First BP, now Shell. One by one, the oil giants are returning to what they do best – doubling fossil fuel use and prioritizing returns for shareholders – in a turnaround that must inevitably come at the expense of climate promises.
It appears that BP and Shell have lagged their peers in oil and gas profits while investing in various politically advocated green energy projects. No longer. Here’s the Daily Telegraph describing Shell after its recent move:

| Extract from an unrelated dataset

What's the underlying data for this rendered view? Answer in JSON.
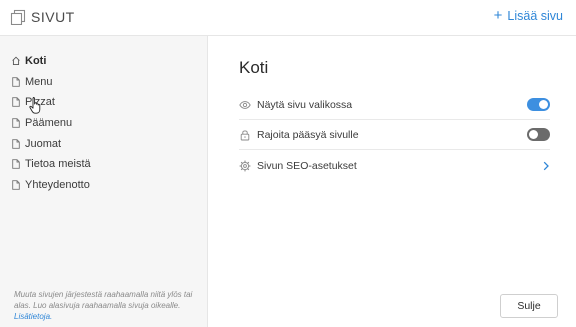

Shell privately acknowledges that biofuels, hydrogen, electric vehicle charging and carbon capture storage — the four investment areas the company has envisaged — are at the more speculative and unproven end of the renewable energy spectrum. The lack of any plans to invest in other, more mainstream clean energy sources such as wind and solar – which are attracting record investment around the world – is glaring.
And for the latest on coal, check out Robert Bryce’s June 17 Substack column. Here are some stats from Bryce in Vietnam and China:
Vietnam now gets about 60% of its juice from coal-fired power plants. Since 2009, Vietnam’s coal-fired power production has increased tenfold, and further growth is on the way. According to Global Energy Monitor, Vietnam commissioned around 1,900 megawatts of new coal-fired power plant capacity last year.
Much . . . Coal growth is happening in China, which produces more than half of the world’s coal consumption and just over half (52%) of all coal-generated electricity. Yesterday, June 16, Reuters reported that coal production in China rose 6.6% in the first five months of this year. And this trend will continue. In February, Global Energy Monitor reported that China approved about two new coal-fired power plants per day in 2022.
And here’s a chart from Bryce showing the overall trend in power generation from coal:
In terms of oil, gas, and coal assets on the one hand, and wind, solar, and battery assets on the other, I think it’s a very easy decision as to which assets will end up “stranding.” The first day a government withdraws its subsidies for wind, solar, or battery installations, that installation is “stranded.”